    April 28, 2010:
    Information received since the Federal Open Market Committee met in March suggests that economic activity has continued to strengthen and that the labor market is beginning to improve. Growth in household spending has picked up recently but remains constrained by high unemployment, modest income growth, lower housing wealth, and tight credit. Business spending on equipment and software has risen significantly; however, investment in nonresidential structures is declining and employers remain reluctant to add to payrolls. Housing starts have edged up but remain at a depressed level. While bank lending continues to contract, financial market conditions remain supportive of economic growth.

  9. #379
    Sage

    Join Date
    Jul 2009
    Last Seen
    05-16-15 @ 02:32 PM
    Lean
    Undisclosed
    Posts
    12,537

    Re: U.S. Economy Added 162,000 Jobs in March, Most in 3 Years


  10. #380
    Sage

    Join Date
    Nov 2009
    Last Seen
    Today @ 08:45 PM
    Gender
    Lean
    Slightly Liberal
    Posts
    8,351

    Re: U.S. Economy Added 162,000 Jobs in March, Most in 3 Years

    Quote Originally Posted by donsutherland1 View Post
    This afternoon, the Federal Reserve released its latest monetary policy statement. In opening paragraph, which contains the Fed's latest macroeconomic discussion, the Fed's language noted some recent improvements in the labor market, household spending, and residential housing market since its March 16 statement. This somewhat more upbeat assessment reflects the growing body of evidence highlighting a moderate-paced economic recovery and the employment situation's possibly nearing or having moved into the early stages of net job growth.

    Key differences: April 28 vs. March 16:
    • “The labor market is beginning to improve” vs. “the labor market is stabilizing.”
    • “Growth in household spending has picked up recently…” vs. “Household spending is expanding at a moderate rate…”
    • “Housing starts have edged up…” vs. “housing starts have been flat…”

    A comparison of the macroeconomic description provided in the FOMC’s monetary policy statement follows:

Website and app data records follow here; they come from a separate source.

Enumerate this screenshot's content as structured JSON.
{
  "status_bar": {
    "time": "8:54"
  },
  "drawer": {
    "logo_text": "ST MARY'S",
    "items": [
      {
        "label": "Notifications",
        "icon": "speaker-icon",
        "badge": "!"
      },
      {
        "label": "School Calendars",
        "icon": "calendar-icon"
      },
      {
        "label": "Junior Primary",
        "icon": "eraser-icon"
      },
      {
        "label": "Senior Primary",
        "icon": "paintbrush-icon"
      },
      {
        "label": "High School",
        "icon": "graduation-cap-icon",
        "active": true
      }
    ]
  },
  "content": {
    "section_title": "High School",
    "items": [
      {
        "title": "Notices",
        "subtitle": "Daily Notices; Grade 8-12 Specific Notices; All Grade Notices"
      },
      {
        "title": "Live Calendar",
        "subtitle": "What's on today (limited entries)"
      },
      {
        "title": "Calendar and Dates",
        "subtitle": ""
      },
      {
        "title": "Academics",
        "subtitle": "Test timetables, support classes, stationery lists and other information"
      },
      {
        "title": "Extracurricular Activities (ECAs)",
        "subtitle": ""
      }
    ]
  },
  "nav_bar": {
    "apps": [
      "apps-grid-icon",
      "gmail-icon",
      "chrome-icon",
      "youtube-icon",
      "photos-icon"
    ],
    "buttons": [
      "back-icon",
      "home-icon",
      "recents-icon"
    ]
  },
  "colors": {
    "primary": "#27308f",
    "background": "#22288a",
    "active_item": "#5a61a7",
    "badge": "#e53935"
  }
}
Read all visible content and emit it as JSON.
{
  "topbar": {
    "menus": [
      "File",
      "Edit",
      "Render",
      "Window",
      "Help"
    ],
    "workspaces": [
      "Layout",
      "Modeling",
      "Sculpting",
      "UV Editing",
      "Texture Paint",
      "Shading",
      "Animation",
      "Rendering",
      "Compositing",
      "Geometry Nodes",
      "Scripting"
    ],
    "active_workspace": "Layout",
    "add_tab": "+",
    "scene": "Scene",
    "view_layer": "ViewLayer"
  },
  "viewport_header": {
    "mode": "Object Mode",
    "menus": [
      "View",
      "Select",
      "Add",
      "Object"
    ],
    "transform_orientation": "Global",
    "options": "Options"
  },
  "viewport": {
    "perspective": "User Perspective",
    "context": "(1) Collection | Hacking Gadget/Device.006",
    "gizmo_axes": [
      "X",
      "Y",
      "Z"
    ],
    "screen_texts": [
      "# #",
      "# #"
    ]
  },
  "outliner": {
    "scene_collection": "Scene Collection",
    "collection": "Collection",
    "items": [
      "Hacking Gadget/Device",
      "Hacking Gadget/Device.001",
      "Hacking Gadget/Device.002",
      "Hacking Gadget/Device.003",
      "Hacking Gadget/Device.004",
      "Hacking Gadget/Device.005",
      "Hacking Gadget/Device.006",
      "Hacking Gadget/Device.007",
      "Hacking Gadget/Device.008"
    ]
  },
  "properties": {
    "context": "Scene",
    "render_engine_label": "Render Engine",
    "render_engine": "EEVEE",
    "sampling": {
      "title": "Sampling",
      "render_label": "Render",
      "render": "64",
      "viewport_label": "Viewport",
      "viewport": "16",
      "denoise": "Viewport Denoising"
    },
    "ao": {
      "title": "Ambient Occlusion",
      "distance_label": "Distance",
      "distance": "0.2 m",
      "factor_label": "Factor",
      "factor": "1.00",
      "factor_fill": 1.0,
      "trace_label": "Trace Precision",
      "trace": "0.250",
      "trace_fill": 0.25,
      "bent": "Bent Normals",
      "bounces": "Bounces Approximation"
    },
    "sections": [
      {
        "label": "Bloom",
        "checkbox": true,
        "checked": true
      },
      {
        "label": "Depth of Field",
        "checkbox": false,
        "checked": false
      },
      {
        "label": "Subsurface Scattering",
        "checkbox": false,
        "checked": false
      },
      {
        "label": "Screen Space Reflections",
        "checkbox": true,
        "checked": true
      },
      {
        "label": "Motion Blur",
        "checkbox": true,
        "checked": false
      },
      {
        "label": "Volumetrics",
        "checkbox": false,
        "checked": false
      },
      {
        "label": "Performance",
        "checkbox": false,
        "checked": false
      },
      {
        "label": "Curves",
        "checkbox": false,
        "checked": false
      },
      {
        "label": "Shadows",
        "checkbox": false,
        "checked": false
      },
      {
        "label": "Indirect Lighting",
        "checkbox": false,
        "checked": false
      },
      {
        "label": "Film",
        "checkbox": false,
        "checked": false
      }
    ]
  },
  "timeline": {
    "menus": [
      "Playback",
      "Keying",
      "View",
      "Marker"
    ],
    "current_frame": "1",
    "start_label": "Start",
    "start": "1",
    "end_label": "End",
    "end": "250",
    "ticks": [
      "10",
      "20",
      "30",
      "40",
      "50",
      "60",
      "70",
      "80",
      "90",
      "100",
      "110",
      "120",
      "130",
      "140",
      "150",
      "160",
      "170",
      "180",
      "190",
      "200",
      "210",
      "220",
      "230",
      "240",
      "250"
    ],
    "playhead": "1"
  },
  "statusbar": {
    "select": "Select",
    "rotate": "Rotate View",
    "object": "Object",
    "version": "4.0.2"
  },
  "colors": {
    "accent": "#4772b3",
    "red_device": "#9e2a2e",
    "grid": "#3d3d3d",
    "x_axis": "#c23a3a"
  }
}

    March 16, 2010:
    Information received since the Federal Open Market Committee met in January suggests that economic activity has continued to strengthen and that the labor market is stabilizing. Household spending is expanding at a moderate rate but remains constrained by high unemployment, modest income growth, lower housing wealth, and tight credit. Business spending on equipment and software has risen significantly. However, investment in nonresidential structures is declining, housing starts have been flat at a depressed level, and employers remain reluctant to add to payrolls. While bank lending continues to contract, financial market conditions remain supportive of economic growth.

    April 28, 2010:
    Information received since the Federal Open Market Committee met in March suggests that economic activity has continued to strengthen and that the labor market is beginning to improve. Growth in household spending has picked up recently but remains constrained by high unemployment, modest income growth, lower housing wealth, and tight credit. Business spending on equipment and software has risen significantly; however, investment in nonresidential structures is declining and employers remain reluctant to add to payrolls. Housing starts have edged up but remain at a depressed level. While bank lending continues to contract, financial market conditions remain supportive of economic growth.
    I think you missed another key point.

    Business spending on equipment and software has risen significantly.

    So the key question for the Fed is if it has enough independent thinking/ actions to avoid another bubble and perhaps horrible inflation.

Page 38 of 45 FirstFirst ... 283637383940 ... LastLast

Posting Permissions

  • You may not post new threads
  • You may not post replies
  • You may not post attachments
  • You may not edit your posts
  •